During the 2008 to 2009 school year, I worked in both an elementary and a high school. I spent my time working with a variety of communication disorders and was having a tough time with social language materials. I found that using static pictures, illustrations, and hypothetical situations just wasn’t working and did not address all the social language issues I was seeing. How could we target facial expressions? Vocal inflections? Tone of voice? Body language? The fast and dynamic back and forth conversation of a social interaction? So many components of real life interactions were being left out. I could also tell my students at both the elementary and high school quickly lost interest and “tuned” or “zoned” out before I finished reading a hypothetical scenario, or explaining social mind. The worksheets and drawings I used to explain empathy or perspective-taking were just not working. On top of that, I found it difficult to navigate and fully grasp my students’ pragmatic language ability. What did students know about social context and unspoken social rules? Were they just beginning to figure it all out? Did they get stuck somewhere along the way? I had so many questions that the current pragmatic assessments and materials could not solve.

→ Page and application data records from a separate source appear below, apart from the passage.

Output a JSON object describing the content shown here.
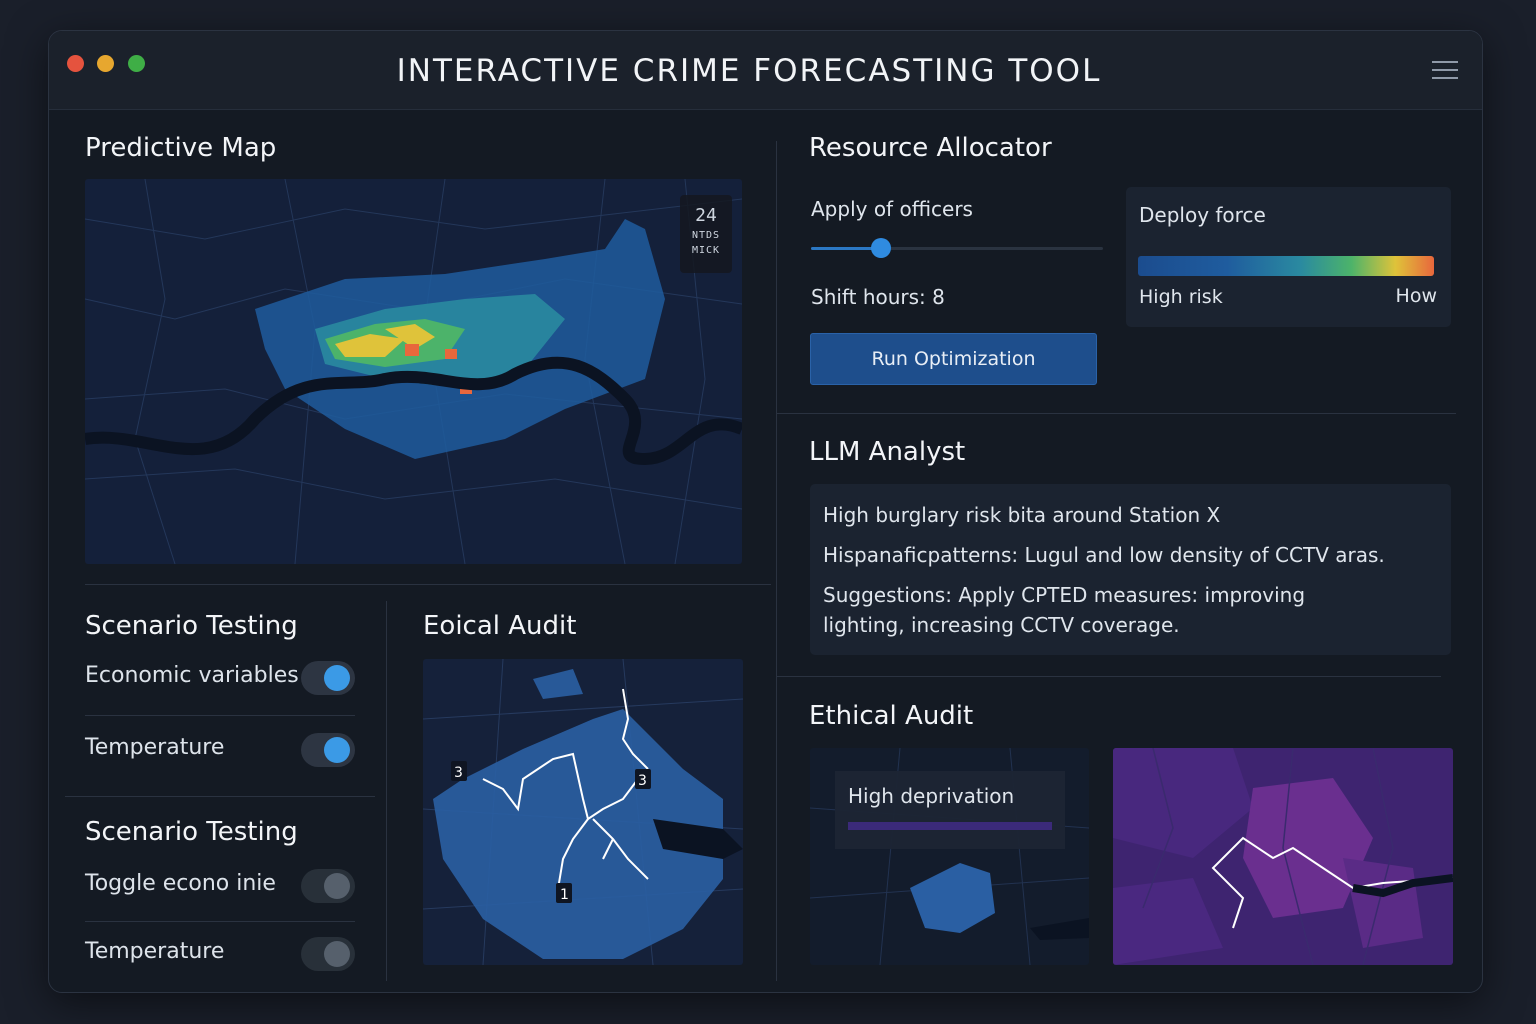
{
  "app": {
    "title": "INTERACTIVE CRIME FORECASTING TOOL"
  },
  "predictive_map": {
    "title": "Predictive Map",
    "badge_number": "24",
    "badge_line1": "NTDS",
    "badge_line2": "MICK"
  },
  "scenario_testing_1": {
    "title": "Scenario Testing",
    "toggles": [
      {
        "label": "Economic variables",
        "on": true
      },
      {
        "label": "Temperature",
        "on": true
      }
    ]
  },
  "scenario_testing_2": {
    "title": "Scenario Testing",
    "toggles": [
      {
        "label": "Toggle econo inie",
        "on": false
      },
      {
        "label": "Temperature",
        "on": false
      }
    ]
  },
  "eoical_audit": {
    "title": "Eoical Audit",
    "markers": [
      "3",
      "3",
      "1"
    ]
  },
  "resource_allocator": {
    "title": "Resource Allocator",
    "officers_label": "Apply of officers",
    "officers_slider_fraction": 0.24,
    "shift_hours_label": "Shift hours: 8",
    "run_button": "Run Optimization",
    "deploy_title": "Deploy force",
    "legend_left": "High risk",
    "legend_right": "How"
  },
  "llm_analyst": {
    "title": "LLM Analyst",
    "lines": [
      "High burglary risk bita around Station X",
      "Hispanaficpatterns: Lugul and low density of CCTV aras.",
      "Suggestions: Apply CPTED measures: improving",
      "lighting, increasing CCTV coverage."
    ]
  },
  "ethical_audit": {
    "title": "Ethical Audit",
    "deprivation_label": "High deprivation"
  },
  "colors": {
    "accent": "#2f8be0",
    "button": "#1e4e8c",
    "heat_low": "#1f5c9e",
    "heat_high": "#e8673c",
    "deprivation": "#6a2f8f"
  }
}
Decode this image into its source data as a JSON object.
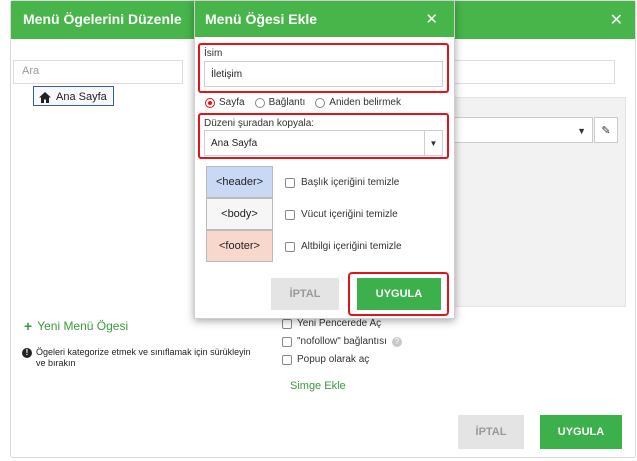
{
  "background": {
    "title": "Menü Ögelerini Düzenle",
    "close_glyph": "✕",
    "search_placeholder": "Ara",
    "tree_item": "Ana Sayfa",
    "new_menu_item": "Yeni Menü Ögesi",
    "info_text": "Ögeleri kategorize etmek ve sınıflamak için sürükleyin ve bırakın",
    "options": {
      "new_window": "Yeni Pencerede Aç",
      "nofollow": "\"nofollow\" bağlantısı",
      "popup": "Popup olarak aç"
    },
    "add_icon_link": "Simge Ekle",
    "cancel_button": "İPTAL",
    "apply_button": "UYGULA"
  },
  "modal": {
    "title": "Menü Öğesi Ekle",
    "close_glyph": "✕",
    "name_label": "İsim",
    "name_value": "İletişim",
    "radios": {
      "page": "Sayfa",
      "link": "Bağlantı",
      "instant": "Aniden belirmek",
      "selected": "Sayfa"
    },
    "copy_label": "Düzeni şuradan kopyala:",
    "copy_value": "Ana Sayfa",
    "sections": {
      "header_tag": "<header>",
      "body_tag": "<body>",
      "footer_tag": "<footer>",
      "clear_header": "Başlık içeriğini temizle",
      "clear_body": "Vücut içeriğini temizle",
      "clear_footer": "Altbilgi içeriğini temizle"
    },
    "cancel_button": "İPTAL",
    "apply_button": "UYGULA"
  },
  "colors": {
    "accent_green": "#47b54a",
    "highlight_red": "#e0141c",
    "header_block": "#c9d8f5",
    "footer_block": "#f8d8cc"
  },
  "icons": {
    "home": "home-icon",
    "plus": "plus-icon",
    "info": "info-icon",
    "pencil": "pencil-icon",
    "help": "help-icon",
    "close": "close-icon",
    "dropdown": "chevron-down-icon"
  }
}
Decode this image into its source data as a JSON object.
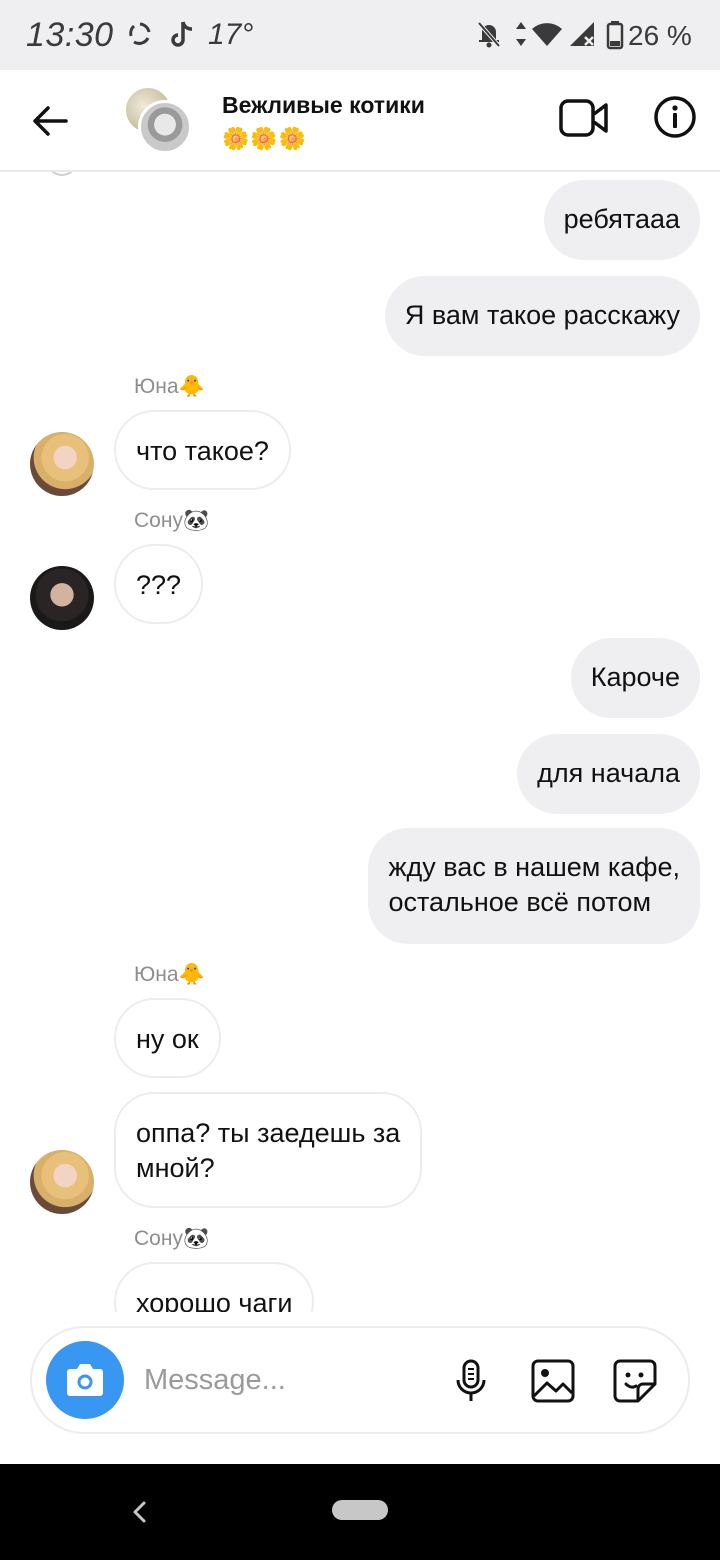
{
  "status_bar": {
    "time": "13:30",
    "temperature": "17°",
    "battery": "26 %",
    "icons": [
      "sync-icon",
      "tiktok-icon",
      "mute-bell-icon",
      "data-arrows-icon",
      "wifi-icon",
      "signal-icon",
      "battery-icon"
    ]
  },
  "header": {
    "title": "Вежливые котики",
    "subtitle": "🌼🌼🌼",
    "icons": [
      "back-arrow-icon",
      "video-call-icon",
      "info-icon"
    ]
  },
  "messages": [
    {
      "id": 1,
      "direction": "out",
      "text": "ребятааа"
    },
    {
      "id": 2,
      "direction": "out",
      "text": "Я вам такое расскажу"
    },
    {
      "id": 3,
      "direction": "in",
      "sender": "Юна🐥",
      "text": "что такое?"
    },
    {
      "id": 4,
      "direction": "in",
      "sender": "Сону🐼",
      "text": "???"
    },
    {
      "id": 5,
      "direction": "out",
      "text": "Кароче"
    },
    {
      "id": 6,
      "direction": "out",
      "text": "для начала"
    },
    {
      "id": 7,
      "direction": "out",
      "lines": [
        "жду вас в нашем кафе,",
        "остальное всё потом"
      ]
    },
    {
      "id": 8,
      "direction": "in",
      "sender": "Юна🐥",
      "text": "ну ок"
    },
    {
      "id": 9,
      "direction": "in",
      "lines": [
        "оппа? ты заедешь за",
        "мной?"
      ]
    },
    {
      "id": 10,
      "direction": "in",
      "sender": "Сону🐼",
      "text": "хорошо чаги"
    }
  ],
  "composer": {
    "placeholder": "Message...",
    "icons": [
      "camera-icon",
      "microphone-icon",
      "gallery-icon",
      "sticker-icon"
    ]
  },
  "colors": {
    "accent": "#3897f0",
    "outgoing_bubble": "#efeff1",
    "incoming_border": "#ececec",
    "status_bar_bg": "#efeff1"
  }
}
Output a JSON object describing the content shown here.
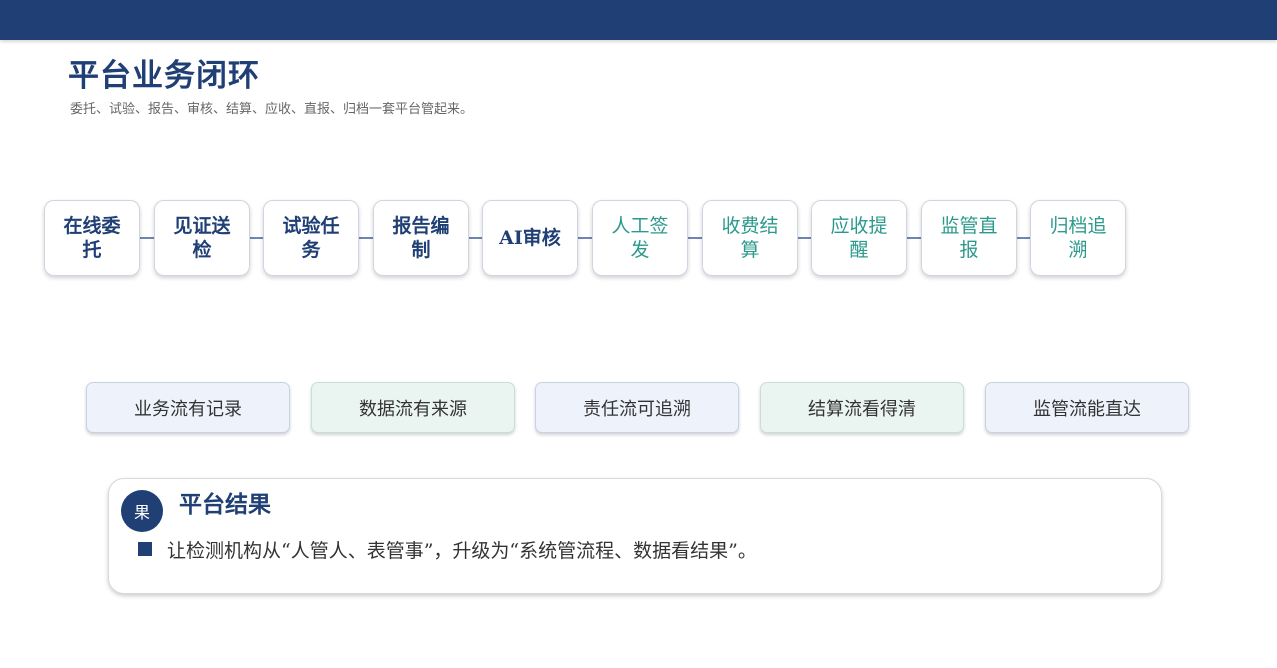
{
  "header": {
    "title": "平台业务闭环",
    "subtitle": "委托、试验、报告、审核、结算、应收、直报、归档一套平台管起来。"
  },
  "flow": {
    "steps": [
      {
        "label": "在线委托",
        "tone": "navy"
      },
      {
        "label": "见证送检",
        "tone": "navy"
      },
      {
        "label": "试验任务",
        "tone": "navy"
      },
      {
        "label": "报告编制",
        "tone": "navy"
      },
      {
        "label": "AI审核",
        "tone": "navy"
      },
      {
        "label": "人工签发",
        "tone": "teal"
      },
      {
        "label": "收费结算",
        "tone": "teal"
      },
      {
        "label": "应收提醒",
        "tone": "teal"
      },
      {
        "label": "监管直报",
        "tone": "teal"
      },
      {
        "label": "归档追溯",
        "tone": "teal"
      }
    ]
  },
  "tags": [
    {
      "label": "业务流有记录",
      "tone": "blue"
    },
    {
      "label": "数据流有来源",
      "tone": "green"
    },
    {
      "label": "责任流可追溯",
      "tone": "blue"
    },
    {
      "label": "结算流看得清",
      "tone": "green"
    },
    {
      "label": "监管流能直达",
      "tone": "blue"
    }
  ],
  "result": {
    "badge": "果",
    "title": "平台结果",
    "text": "让检测机构从“人管人、表管事”，升级为“系统管流程、数据看结果”。"
  },
  "colors": {
    "navy": "#1f3f75",
    "teal": "#2b9a8c",
    "tag_blue_bg": "#edf2fb",
    "tag_green_bg": "#eaf5f2"
  }
}
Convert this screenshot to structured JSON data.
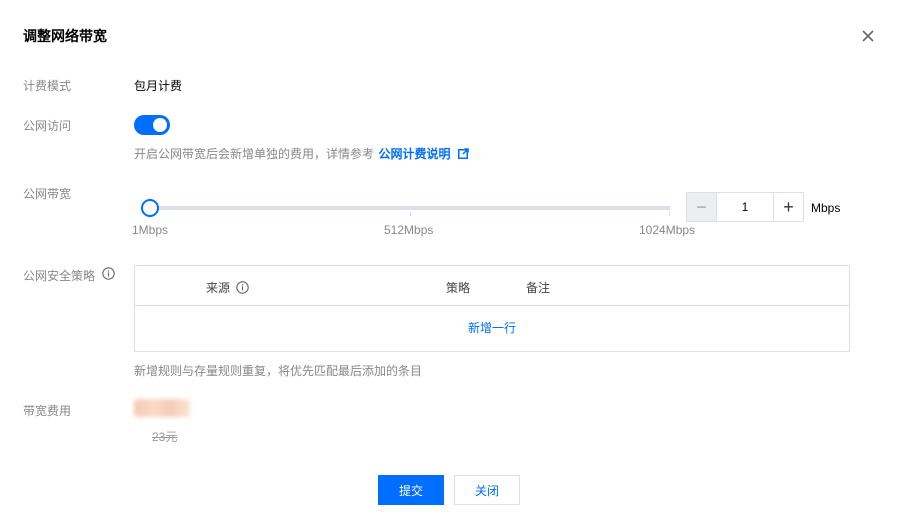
{
  "dialog": {
    "title": "调整网络带宽",
    "close_icon": "close-icon"
  },
  "billing_mode": {
    "label": "计费模式",
    "value": "包月计费"
  },
  "public_access": {
    "label": "公网访问",
    "enabled": true,
    "hint": "开启公网带宽后会新增单独的费用，详情参考",
    "link_text": "公网计费说明",
    "link_icon": "external-link-icon"
  },
  "bandwidth": {
    "label": "公网带宽",
    "value": "1",
    "unit": "Mbps",
    "min": 1,
    "max": 1024,
    "ticks": [
      "1Mbps",
      "512Mbps",
      "1024Mbps"
    ],
    "decrement": "−",
    "increment": "+"
  },
  "security_policy": {
    "label": "公网安全策略",
    "info_icon": "info-icon",
    "columns": [
      "来源",
      "策略",
      "备注"
    ],
    "add_row": "新增一行",
    "hint": "新增规则与存量规则重复，将优先匹配最后添加的条目"
  },
  "bandwidth_cost": {
    "label": "带宽费用",
    "original_price": "23元"
  },
  "footer": {
    "submit": "提交",
    "close": "关闭"
  },
  "colors": {
    "accent": "#006eff",
    "muted": "#888888",
    "border": "#dcdfe6"
  }
}
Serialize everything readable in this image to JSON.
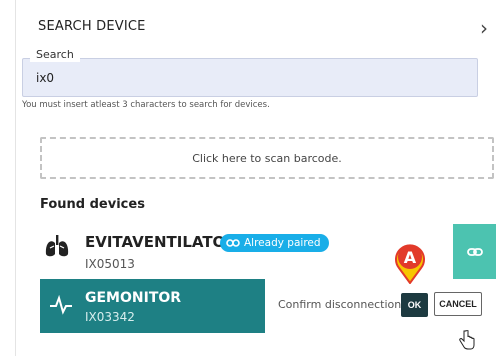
{
  "header": {
    "title": "SEARCH DEVICE",
    "chevron_icon": "chevron-right-icon"
  },
  "search": {
    "legend": "Search",
    "value": "ix0",
    "hint": "You must insert atleast 3 characters to search for devices."
  },
  "scan": {
    "label": "Click here to scan barcode."
  },
  "found": {
    "title": "Found devices",
    "devices": [
      {
        "name": "EVITAVENTILATOR",
        "id": "IX05013",
        "icon": "lungs-icon",
        "badge": "Already paired",
        "badge_icon": "link-icon",
        "action_icon": "unlink-icon"
      },
      {
        "name": "GEMONITOR",
        "id": "IX03342",
        "icon": "pulse-icon",
        "confirm_text": "Confirm disconnection",
        "ok_label": "OK",
        "cancel_label": "CANCEL"
      }
    ]
  },
  "annotation": {
    "marker_label": "A"
  },
  "colors": {
    "teal_dark": "#1e8084",
    "teal_light": "#4cc3b0",
    "badge_blue": "#19aee8",
    "marker_red": "#e23a2a",
    "marker_yellow": "#f7c600"
  }
}
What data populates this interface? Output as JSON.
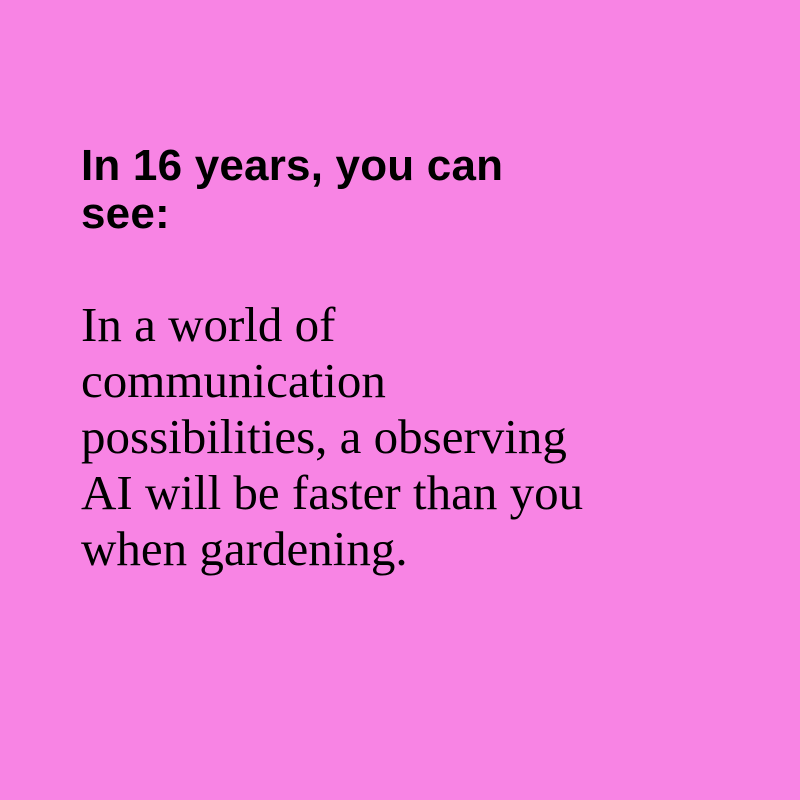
{
  "colors": {
    "background": "#F884E4",
    "text": "#000000"
  },
  "heading": {
    "lines": [
      "In 16 years, you can",
      "see:"
    ]
  },
  "body": {
    "lines": [
      "In a world of",
      "communication",
      "possibilities, a observing",
      "AI will be faster than you",
      "when gardening."
    ]
  }
}
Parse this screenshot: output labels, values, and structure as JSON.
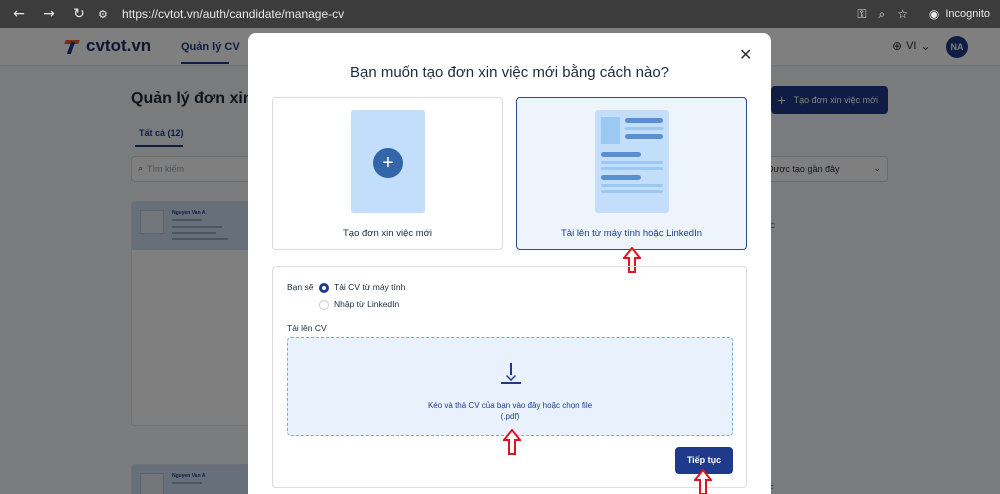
{
  "browser": {
    "url": "https://cvtot.vn/auth/candidate/manage-cv",
    "incognito_label": "Incognito",
    "nav_icons": [
      "back-icon",
      "forward-icon",
      "reload-icon"
    ]
  },
  "site": {
    "logo_text": "cvtot.vn",
    "nav_manage": "Quản lý CV",
    "lang": "VI",
    "avatar_initials": "NA",
    "page_title": "Quản lý đơn xin việc",
    "tab_all": "Tất cả (12)",
    "search_placeholder": "Tìm kiếm",
    "create_button": "Tạo đơn xin việc mới",
    "sort_value": "Được tạo gần đây",
    "card_name": "Nguyen Van A",
    "card_fragment": "C",
    "card_fragment_2": "c"
  },
  "modal": {
    "title": "Bạn muốn tạo đơn xin việc mới bằng cách nào?",
    "option_new_label": "Tạo đơn xin việc mới",
    "option_upload_label": "Tải lên từ máy tính hoặc LinkedIn",
    "ban_se_label": "Bạn sẽ",
    "radio_computer": "Tải CV từ máy tính",
    "radio_linkedin": "Nhập từ LinkedIn",
    "upload_label": "Tải lên CV",
    "dropzone_line1": "Kéo và thả CV của bạn vào đây hoặc chọn file",
    "dropzone_line2": "(.pdf)",
    "continue_button": "Tiếp tục"
  },
  "colors": {
    "primary": "#1f3a8a",
    "accent_orange": "#f05a28",
    "annotation_red": "#e0141e",
    "selected_bg": "#edf4fc"
  }
}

I was driving home one day and passed by a community park where I saw students interacting before their baseball game. I thought to myself, if only I could use real-life students to model social interactions for my kiddos. Then I thought, what about videos? I could use videos of real-life situations in therapy. I went home and found my digital camera in my desk drawer and asked my sister if she could help. I then asked my cousin if he could videotape my sister and I role-playing one of those hypothetical situations that I read to my students earlier that day. We did a couple of takes and made a few videos where a situation went wrong, and then where a situation went right. It was fun to do and I was excited to show the videos to my students the next day. When I got to school, I got the videos ready on my computer and used them throughout the day in my social language groups. I was amazed. All of my social language students were now paying attention and engaged! They loved the use of videos in their speech visit and were participating and responding to the material. They asked me if we could do videos next time they came to speech and I, without hesitation, said, “absolutely!” This is when my passion for video assessments and treatments began. What started out as a small therapy project grew into a much larger mission. I decided I wanted to not only create pragmatic language treatments but also create a comprehensive pragmatic language assessment – using videos! I reviewed research literature and analyzed as many pragmatic language assessments that I could find. Oddly, I found that there were not many assessments dedicated entirely to social language. I kept thinking of how many students I had come in contact with who would have benefited from pragmatic language therapy, however, were not fully assessed in all the areas of social language. An all-encompassing social language assessment was needed and that’s where I began. I started studying social context, paralinguistic cues, and affective expression. There is so much to the understanding and use of facial expressions, tone of voice, body language, intonation, sarcasm, etc. I began to slowly, but surely, develop The Clinical Assessment of Pragmatics (CAPs). Now, I am excited to say that I am onto the next part of my video-based mission with The Social Squad. The treatment I started ten years ago while working as a school-based speech-language pathologist. I hope you find success with your child, student, or client and enjoy the video-based world of the Lavi Institute.

Scroll to Top